Objectives: To assess the incidence of and factors related to nondisabled but functionally limited older adults aged 75 to 85 years losing the ability to walk 400 m.
Design: Observational study with average follow-up of 21 months.
Participants: At baseline, 101 persons with objective signs of functional limitations and intact cognitive function agreed to participate in the study. Of these, 81 were able to walk 400 m at baseline, and 62 participated in the follow-up examination.
Measurements: Mobility disability was defined as an inability to complete a 400-m walk test. At baseline, eligible participants (n=81) had the ability to walk 400 m, scored between 4 and 9 on the Short Physical Performance Battery (SPPB; range 0–12), and scored 18 or more on the Mini-Mental State Examination. Demographics, difficulty in daily activities, disease status, behavioral risk factors, and muscle strength were assessed at baseline and follow-up.

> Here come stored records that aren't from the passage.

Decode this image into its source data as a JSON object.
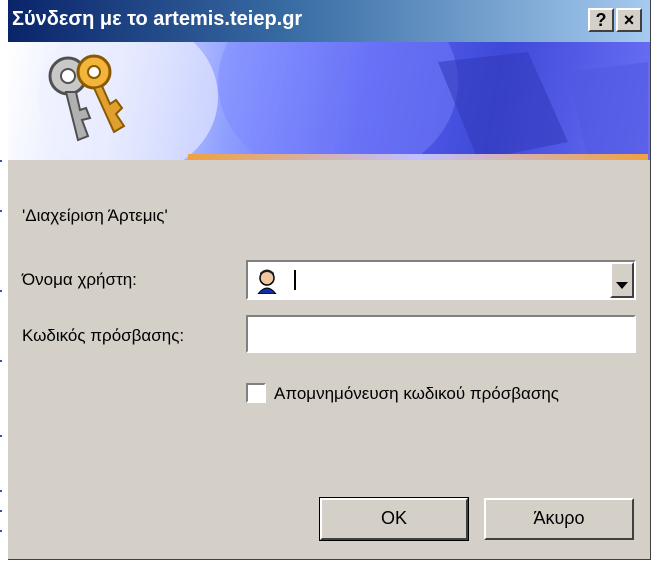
{
  "window": {
    "title": "Σύνδεση με το artemis.teiep.gr",
    "help_label": "?",
    "close_label": "×"
  },
  "icons": {
    "banner": "keys-icon",
    "user": "user-icon",
    "dropdown": "chevron-down-icon"
  },
  "dialog": {
    "realm": "'Διαχείριση Άρτεμις'",
    "username_label": "Όνομα χρήστη:",
    "username_value": "",
    "password_label": "Κωδικός πρόσβασης:",
    "password_value": "",
    "remember_label": "Απομνημόνευση κωδικού πρόσβασης",
    "remember_checked": false,
    "ok_label": "OK",
    "cancel_label": "Άκυρο"
  },
  "colors": {
    "titlebar_start": "#0a246a",
    "face": "#d4d0c8"
  }
}
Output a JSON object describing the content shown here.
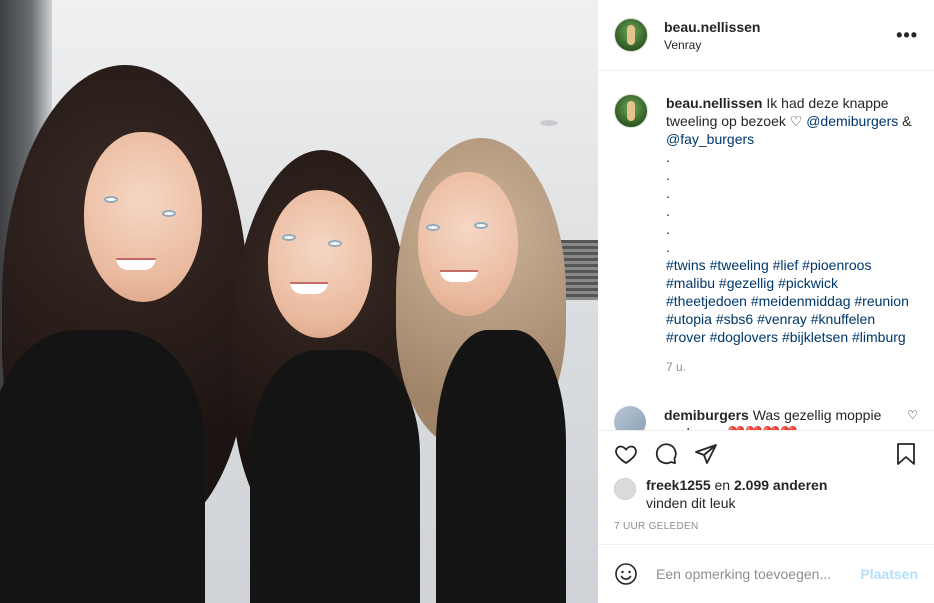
{
  "post": {
    "username": "beau.nellissen",
    "location": "Venray",
    "more": "•••",
    "caption": {
      "username": "beau.nellissen",
      "text": "Ik had deze knappe tweeling op bezoek ♡",
      "mention1": "@demiburgers",
      "amp": "&",
      "mention2": "@fay_burgers",
      "dots": [
        ".",
        ".",
        ".",
        ".",
        ".",
        "."
      ],
      "hashtags": "#twins #tweeling #lief #pioenroos #malibu #gezellig #pickwick #theetjedoen #meidenmiddag #reunion #utopia #sbs6 #venray #knuffelen #rover #doglovers #bijkletsen #limburg",
      "time": "7 u."
    },
    "reply": {
      "username": "demiburgers",
      "text": "Was gezellig moppie snel weer ❤️❤️❤️❤️"
    },
    "likes": {
      "user": "freek1255",
      "connector": "en",
      "count": "2.099 anderen",
      "suffix": "vinden dit leuk"
    },
    "ago": "7 UUR GELEDEN",
    "comment_input": {
      "placeholder": "Een opmerking toevoegen..."
    },
    "post_button": "Plaatsen"
  },
  "icons": [
    "heart-icon",
    "comment-icon",
    "share-icon",
    "bookmark-icon",
    "emoji-icon",
    "more-icon"
  ]
}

Results: Of 62 persons at follow-up, 21 (33.9%) developed incident mobility disability. The strongest predictors of loss of mobility were the time to complete the 400-m walk at baseline (odds ratio (OR)=1.6 per 1-minute difference, 95% confidence interval (CI)=1.04–2.45), and decline in SPPB score over the follow-up (OR=1.4 per 1-point difference, 95% CI=1.01–1.92).
Conclusion: Older persons with functional limitations have a high rate of loss of ability to walk 400 m. The 400-m walk test is a highly relevant, discrete outcome that is an ideal target for testing preventive interventions in vulnerable older populations.